Stock Derivatives and Seasoned Equity Offerings
Hull, Robert M.
Washburn University. School of Business
Kaw Valley Bank

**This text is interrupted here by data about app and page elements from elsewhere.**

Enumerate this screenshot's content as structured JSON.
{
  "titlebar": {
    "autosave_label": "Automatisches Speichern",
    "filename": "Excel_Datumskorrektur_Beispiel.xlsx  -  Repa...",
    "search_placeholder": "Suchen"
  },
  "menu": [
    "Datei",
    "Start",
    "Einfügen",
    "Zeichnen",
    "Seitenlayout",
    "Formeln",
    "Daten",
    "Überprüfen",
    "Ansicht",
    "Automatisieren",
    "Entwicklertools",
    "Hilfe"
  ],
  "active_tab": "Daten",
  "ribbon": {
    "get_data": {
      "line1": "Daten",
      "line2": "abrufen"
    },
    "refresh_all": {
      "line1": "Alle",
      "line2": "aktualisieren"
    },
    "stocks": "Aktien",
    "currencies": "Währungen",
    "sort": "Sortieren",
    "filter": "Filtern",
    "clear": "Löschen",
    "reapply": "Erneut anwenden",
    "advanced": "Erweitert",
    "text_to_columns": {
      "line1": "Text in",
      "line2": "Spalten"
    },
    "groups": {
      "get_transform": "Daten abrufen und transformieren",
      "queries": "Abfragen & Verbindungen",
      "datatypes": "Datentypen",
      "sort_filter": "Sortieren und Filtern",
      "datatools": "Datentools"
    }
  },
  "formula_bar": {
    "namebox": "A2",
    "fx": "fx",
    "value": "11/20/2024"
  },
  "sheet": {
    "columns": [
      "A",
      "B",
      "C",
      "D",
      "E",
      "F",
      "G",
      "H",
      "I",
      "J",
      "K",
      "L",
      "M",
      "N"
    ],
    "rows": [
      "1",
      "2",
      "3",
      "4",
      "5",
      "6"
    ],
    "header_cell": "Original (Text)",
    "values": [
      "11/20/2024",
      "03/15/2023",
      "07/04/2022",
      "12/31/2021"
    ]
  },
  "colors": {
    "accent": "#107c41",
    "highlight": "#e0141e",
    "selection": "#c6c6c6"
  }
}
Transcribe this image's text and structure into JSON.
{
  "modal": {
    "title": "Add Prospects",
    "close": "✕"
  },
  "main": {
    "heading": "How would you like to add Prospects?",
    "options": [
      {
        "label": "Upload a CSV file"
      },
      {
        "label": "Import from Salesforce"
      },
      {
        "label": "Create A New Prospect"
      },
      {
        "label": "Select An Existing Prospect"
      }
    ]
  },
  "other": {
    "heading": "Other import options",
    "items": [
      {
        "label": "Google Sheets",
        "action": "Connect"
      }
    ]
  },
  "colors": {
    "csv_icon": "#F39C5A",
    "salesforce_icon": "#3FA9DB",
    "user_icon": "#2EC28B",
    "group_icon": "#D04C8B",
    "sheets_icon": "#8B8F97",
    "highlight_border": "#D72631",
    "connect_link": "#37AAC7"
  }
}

Purpose - To explore if stock derivative types (stock options and stock warrants) are associated with stock returns for firms undergoing seasoned equity offerings (SEOs). Design/methodology/approach - We regress stock returns against stock derivatives for periods around SEO announcements with standard errors clustered at the month level. Findings - We find that lower stock derivatives holdings for the fiscal year after the SEO are associated with superior pre-SEO returns. This can be explained by owners exercising their derivatives to capitalize on the pre-SEO price run-up. We find that greater stock option holdings by insiders for the fiscal year after the SEO are associated with superior post-SEO returns for up to ten years after the SEO announcement. This new finding does not hold for stock warrants. Research limitations/implications - Stock derivatives are supplied by Capital IQ. Given their description, we infer that stock options are owned largely by insiders. Thus, our insider conclusions for stock options depend on this implication. Practical implications - Stock options and stock warrants can be used strategically to reward stock derivative owners of strong performing firms for past performance. Stock options can be used to motivate insiders (primarily key executives) to achieve superior future performance. Originality/value - This study is unique in comparing the influence of holdings for stock options and stock warrants on stock price performance around SEOs. We show that the sign of the association depends on whether the test includes pre-SEO periods.